The project will help create an environment for social interaction in the new residential district. Butovo Park, like most new developments, is relatively far from cultural and social amenities. The Culture & Education Center will be the only place in the vicinity for lectures, film screenings, concerts and master classes. It will also offer a place for physical activity and holding outdoor events in a pleasant landscaped setting. The Center will include a museum with exhibitions on the history of the area.
The competition is aimed at finding new elements, forms and images that embody contemporary Russian architecture. Applications will be accepted through March 15, 2014. More information can be found at the competition’s official website.
Australian developer CBUS Property has invited four pairs of Australian and internationally-renowned architectural practices to compete to design an office complex at a 6,000 square meter site in downtown Melbourne, Australia where the National Mutual Plaza currently stands.
See the full shortlist after the break.
CLOG explores, from multiple viewpoints and through a variety of means, a single subject particularly relevant to architecture now. Their latest issue, REM, is now accepting submissions until March 20.
Apple’s signature glass design has come with its fair share of mishaps – from errant snowblowers to, of course, dying birds. To determine the risk posed by Apple’s latest approved store to San Francisco’s protected bird population, Apple hired avian collision risk consultants (really) who determined that the risk is “acceptable” (for non-avian species at least). Read the full bird analysis here.

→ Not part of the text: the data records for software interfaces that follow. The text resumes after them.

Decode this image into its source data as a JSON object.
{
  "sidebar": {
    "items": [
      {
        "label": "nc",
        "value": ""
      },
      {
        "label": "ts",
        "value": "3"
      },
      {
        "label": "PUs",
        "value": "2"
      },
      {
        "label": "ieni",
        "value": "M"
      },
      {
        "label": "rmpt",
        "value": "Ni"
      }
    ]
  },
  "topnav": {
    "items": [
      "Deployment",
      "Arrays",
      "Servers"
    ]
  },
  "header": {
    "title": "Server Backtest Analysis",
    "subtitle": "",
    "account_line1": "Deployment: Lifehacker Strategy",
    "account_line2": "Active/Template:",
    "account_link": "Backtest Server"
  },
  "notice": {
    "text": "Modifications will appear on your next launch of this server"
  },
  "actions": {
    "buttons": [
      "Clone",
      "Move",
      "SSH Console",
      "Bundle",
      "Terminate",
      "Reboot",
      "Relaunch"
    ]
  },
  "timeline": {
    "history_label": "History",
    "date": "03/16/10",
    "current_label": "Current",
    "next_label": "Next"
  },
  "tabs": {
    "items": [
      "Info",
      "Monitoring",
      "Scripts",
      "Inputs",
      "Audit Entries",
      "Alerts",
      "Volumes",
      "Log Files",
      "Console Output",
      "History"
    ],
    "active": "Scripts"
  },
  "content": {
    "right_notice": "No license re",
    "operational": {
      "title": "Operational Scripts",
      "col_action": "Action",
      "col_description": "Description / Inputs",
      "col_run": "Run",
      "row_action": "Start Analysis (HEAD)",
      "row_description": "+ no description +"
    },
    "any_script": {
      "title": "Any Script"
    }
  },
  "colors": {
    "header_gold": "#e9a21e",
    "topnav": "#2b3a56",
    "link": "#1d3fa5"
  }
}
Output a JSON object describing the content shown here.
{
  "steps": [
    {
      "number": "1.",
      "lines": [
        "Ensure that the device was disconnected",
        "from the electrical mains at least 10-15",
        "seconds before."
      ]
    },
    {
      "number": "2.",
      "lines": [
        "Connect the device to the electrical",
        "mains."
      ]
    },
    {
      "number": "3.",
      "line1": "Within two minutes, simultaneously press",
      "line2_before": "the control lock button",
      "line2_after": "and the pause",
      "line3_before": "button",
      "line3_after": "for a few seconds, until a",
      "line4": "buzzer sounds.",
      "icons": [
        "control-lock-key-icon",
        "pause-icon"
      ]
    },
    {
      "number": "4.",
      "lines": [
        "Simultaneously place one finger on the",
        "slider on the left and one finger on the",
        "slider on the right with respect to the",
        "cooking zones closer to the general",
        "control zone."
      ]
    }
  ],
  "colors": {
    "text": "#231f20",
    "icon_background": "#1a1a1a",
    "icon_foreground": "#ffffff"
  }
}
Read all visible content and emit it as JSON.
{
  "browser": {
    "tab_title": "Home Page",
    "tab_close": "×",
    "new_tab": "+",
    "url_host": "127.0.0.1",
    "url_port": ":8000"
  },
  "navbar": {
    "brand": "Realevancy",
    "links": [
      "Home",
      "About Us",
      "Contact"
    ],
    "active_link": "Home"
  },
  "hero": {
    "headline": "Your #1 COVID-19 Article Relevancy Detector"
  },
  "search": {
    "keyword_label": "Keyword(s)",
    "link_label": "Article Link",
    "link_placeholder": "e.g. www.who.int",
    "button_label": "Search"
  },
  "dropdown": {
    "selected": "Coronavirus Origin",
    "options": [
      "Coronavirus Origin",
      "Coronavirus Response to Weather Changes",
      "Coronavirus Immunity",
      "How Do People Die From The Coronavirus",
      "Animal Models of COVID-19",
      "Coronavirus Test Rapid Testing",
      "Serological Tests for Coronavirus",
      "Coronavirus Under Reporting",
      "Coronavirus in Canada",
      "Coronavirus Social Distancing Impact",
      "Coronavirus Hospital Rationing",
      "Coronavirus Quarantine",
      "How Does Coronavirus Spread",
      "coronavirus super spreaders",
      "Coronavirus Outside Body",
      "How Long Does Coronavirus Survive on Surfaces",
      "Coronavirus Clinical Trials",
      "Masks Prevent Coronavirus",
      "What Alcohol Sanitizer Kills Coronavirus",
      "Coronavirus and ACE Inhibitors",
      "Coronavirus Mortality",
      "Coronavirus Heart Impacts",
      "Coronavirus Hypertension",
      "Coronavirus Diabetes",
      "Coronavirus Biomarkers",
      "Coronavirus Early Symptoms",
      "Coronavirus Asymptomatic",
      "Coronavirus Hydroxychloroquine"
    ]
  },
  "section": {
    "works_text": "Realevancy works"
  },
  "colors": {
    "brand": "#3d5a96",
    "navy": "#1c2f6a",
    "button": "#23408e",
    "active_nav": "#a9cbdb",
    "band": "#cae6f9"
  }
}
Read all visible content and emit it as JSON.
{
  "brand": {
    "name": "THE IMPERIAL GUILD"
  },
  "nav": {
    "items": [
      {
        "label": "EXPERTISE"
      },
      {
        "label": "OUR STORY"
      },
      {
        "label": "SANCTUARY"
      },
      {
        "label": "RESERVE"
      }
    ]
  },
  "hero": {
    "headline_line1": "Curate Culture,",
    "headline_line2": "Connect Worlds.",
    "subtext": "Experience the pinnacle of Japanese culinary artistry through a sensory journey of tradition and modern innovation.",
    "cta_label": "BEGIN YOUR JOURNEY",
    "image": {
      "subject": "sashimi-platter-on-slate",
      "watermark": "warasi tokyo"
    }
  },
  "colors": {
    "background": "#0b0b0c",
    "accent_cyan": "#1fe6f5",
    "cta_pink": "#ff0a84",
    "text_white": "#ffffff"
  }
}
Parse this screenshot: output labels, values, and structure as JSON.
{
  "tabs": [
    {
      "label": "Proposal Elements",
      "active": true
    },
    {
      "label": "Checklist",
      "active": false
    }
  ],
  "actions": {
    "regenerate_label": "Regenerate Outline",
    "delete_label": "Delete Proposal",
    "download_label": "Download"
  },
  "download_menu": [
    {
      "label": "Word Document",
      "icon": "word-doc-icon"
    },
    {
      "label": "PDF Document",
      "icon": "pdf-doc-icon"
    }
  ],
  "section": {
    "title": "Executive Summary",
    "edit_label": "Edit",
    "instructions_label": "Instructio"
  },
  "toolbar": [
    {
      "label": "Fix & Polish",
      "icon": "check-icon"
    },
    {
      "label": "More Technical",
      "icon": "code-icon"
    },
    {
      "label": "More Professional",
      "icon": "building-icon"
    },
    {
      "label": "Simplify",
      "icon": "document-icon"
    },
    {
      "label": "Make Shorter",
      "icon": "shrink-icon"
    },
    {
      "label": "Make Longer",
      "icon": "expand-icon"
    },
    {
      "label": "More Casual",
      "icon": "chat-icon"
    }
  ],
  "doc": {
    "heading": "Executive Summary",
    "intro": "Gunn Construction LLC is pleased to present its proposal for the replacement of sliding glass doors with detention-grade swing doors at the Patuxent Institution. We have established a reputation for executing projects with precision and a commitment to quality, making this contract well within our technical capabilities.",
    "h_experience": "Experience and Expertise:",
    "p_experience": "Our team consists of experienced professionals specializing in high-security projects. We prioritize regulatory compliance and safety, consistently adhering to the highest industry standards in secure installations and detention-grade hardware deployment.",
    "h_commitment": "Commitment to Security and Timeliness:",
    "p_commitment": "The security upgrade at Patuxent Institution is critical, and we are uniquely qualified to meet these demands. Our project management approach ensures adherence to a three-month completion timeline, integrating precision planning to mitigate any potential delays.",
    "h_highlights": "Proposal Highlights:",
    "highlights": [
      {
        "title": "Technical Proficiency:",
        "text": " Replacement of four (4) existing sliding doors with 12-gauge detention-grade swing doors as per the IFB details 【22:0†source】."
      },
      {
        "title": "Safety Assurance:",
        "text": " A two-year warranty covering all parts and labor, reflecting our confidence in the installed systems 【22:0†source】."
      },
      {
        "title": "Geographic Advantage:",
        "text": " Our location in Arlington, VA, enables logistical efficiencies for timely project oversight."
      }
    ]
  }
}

The Missing 32% Project has a mission: to understand why in the US women represent about 50% of students enrolled in architecture programs, but fewer than 18% of licensed architects (and fewer in leadership roles). If you too are curious about this unusual discrepancy, you can help find an answer by participating in the Equity in Architecture Survey. The Missing 32% Project (along with AIA San Francisco) will use the results to determine best practices for attracting, promoting, and retaining talent in architecture.For more information about the project and to take the survey, go to http://themissing32percent.com/.
Image of pie chart via shutterstock.com
Architectural photographer Agnese Sanvito will be exhibiting a selection from her portfolio at The Building Centre in London. Her works, which include photographs of buildings by Renzo Piano, Jean Nouvel, Santiago Calatrava, Wilkinson Eyre, and Sou Fujimoto, focuses on the ways color shapes our sense of buildings.
The exhibition will run from March 17 to April 26, 2014.
Title: Exhibition: Agnese Sanvito – Absorb/reflect/scatter
Organizers: The Building Centre
From: Mon, 17 Mar 2014
Until: Sat, 26 Apr 2014
Venue: The Bulding Centre
Address: 26 Store Street, London WC1E 7BT, UK
Will the peeling shell of Santiago Calatrava’s Palau de les Arts in Valencia be saved by an innovative, new paint? Calatrava’s $455.6 million project, which surpassed its budget four times over, has sprouted many defects over the years, but none more damning than its peeling facade – a defect that spurred the city of Valencia to sue Calatrava’s office. However, Spanish paint manufacturer Graphenano has proposed an innovative solution: Graphenstone, a mixture of limestone powder and the allotrope graphene, which should just prevent further deterioration. Whether the solution could also relieve some courtroom tension, remains to be seen. Read more on Inhabitat and The Architect’s Newspaper.
The American Institute of Architects (AIA) has selected the recipients of the 2014 Institute Honors for Collaborative Achievement. The award, to be presented at the 2014 AIA National Convention and Design Exposition in Chicago, recognizes and encourages distinguished achievements of allied professionals, clients, organizations, architect teams, knowledge communities, and others who have had a beneficial influence on or advanced the architectural profession. Among this year’s winners include the ACE Mentor Program, the National Building Museum, the AIA New York’s “Post-Sandy Initiative,” and computer-aided design pioneer Rick Smith. You can learn more about the awardees here.